In testimony before the Austin board, the county hearing officers said they had been told by Harris County district judges not to low-cost person bonds or lower bonds, adding they feared they would be fired if they did.
The findings were prompted by a landmark federal court ruling that the county’s bail system was unfair to indigent defendants, and a complaint by state Sen. John Whitmire, D-Houston, that a commission that oversees judicial ethics review the judge’s findings.
Whitmire filed the complaint after a Houston Chronicle story detailed some of the video-tape bail hearing, which showed hearing officers ignoring pleas from defendants for personal bonds.
The State Commission on Judicial Conduct on Wednesday issued “public admonition,” and ordered additional legal education to three of the five hearing officers sued in the federal class action suit.
In three terse 5-page rulings, the commission ordered Criminal Law Hearing Officers Eric Hagstette, Jill Wallace and Joseph Licata to submit to four hours of additional education to be completed within 60 days.

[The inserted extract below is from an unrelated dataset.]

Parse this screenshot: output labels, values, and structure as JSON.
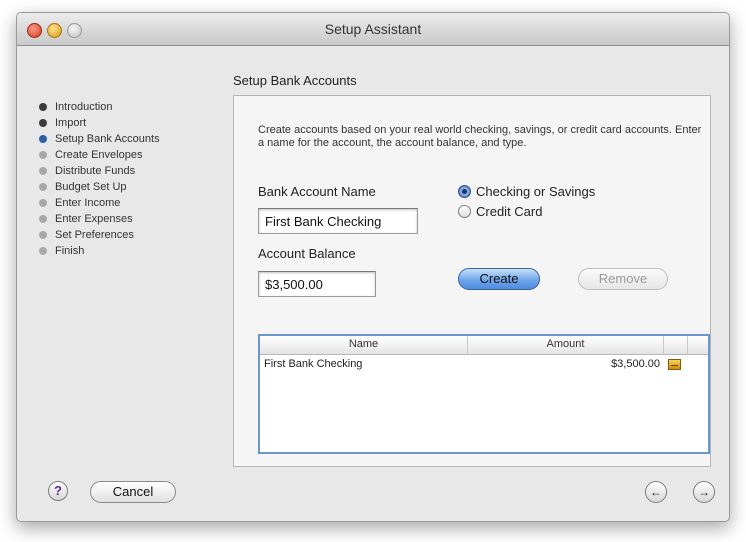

The rulings came after the hearing officers appeared before the commission Dec. 7. Douglas S. Lang, chair of the commission, noted that the three officers felt the criminal court judges didn’t allow them discretion to release people on bond and their jobs were in the balance.